_Try it:_ Scan the material for "Alerts". Copy every line it appears in.

_Listed records:_

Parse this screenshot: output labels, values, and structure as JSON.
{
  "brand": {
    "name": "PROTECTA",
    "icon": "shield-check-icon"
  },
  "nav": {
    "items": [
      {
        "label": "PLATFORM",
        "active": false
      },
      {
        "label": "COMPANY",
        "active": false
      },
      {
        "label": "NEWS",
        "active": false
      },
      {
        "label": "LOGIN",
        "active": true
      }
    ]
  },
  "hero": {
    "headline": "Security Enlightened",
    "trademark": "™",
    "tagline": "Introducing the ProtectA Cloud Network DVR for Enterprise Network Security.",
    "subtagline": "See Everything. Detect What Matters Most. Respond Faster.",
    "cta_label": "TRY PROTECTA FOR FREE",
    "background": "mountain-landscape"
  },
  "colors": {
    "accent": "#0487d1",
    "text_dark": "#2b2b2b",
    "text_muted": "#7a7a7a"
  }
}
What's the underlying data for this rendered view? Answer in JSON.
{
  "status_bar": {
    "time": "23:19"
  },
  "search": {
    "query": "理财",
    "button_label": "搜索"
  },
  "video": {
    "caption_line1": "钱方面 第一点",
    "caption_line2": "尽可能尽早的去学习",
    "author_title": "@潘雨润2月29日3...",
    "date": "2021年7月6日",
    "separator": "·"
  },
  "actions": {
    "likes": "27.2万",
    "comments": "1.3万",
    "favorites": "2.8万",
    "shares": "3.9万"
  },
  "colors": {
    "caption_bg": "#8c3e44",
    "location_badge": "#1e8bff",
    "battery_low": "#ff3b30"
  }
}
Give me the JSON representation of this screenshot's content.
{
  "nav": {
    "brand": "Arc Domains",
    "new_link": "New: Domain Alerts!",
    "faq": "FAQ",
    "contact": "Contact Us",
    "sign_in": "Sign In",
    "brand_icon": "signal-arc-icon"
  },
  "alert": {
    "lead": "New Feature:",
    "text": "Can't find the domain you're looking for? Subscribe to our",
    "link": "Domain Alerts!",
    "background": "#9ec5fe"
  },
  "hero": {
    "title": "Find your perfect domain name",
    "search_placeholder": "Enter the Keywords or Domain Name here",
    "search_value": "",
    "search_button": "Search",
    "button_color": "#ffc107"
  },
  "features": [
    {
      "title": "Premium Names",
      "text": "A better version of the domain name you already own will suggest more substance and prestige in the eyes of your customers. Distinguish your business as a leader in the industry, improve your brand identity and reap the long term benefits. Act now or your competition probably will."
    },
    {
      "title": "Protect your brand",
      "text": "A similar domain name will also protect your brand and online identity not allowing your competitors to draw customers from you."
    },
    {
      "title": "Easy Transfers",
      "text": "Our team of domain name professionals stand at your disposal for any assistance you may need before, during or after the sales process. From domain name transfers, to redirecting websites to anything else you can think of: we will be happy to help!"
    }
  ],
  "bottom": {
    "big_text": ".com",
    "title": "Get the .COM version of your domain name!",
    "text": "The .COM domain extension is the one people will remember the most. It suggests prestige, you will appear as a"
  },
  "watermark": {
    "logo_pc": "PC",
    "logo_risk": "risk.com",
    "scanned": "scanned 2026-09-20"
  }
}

_Answer box:_
    "new_link": "New: Domain Alerts!",
    "link": "Domain Alerts!",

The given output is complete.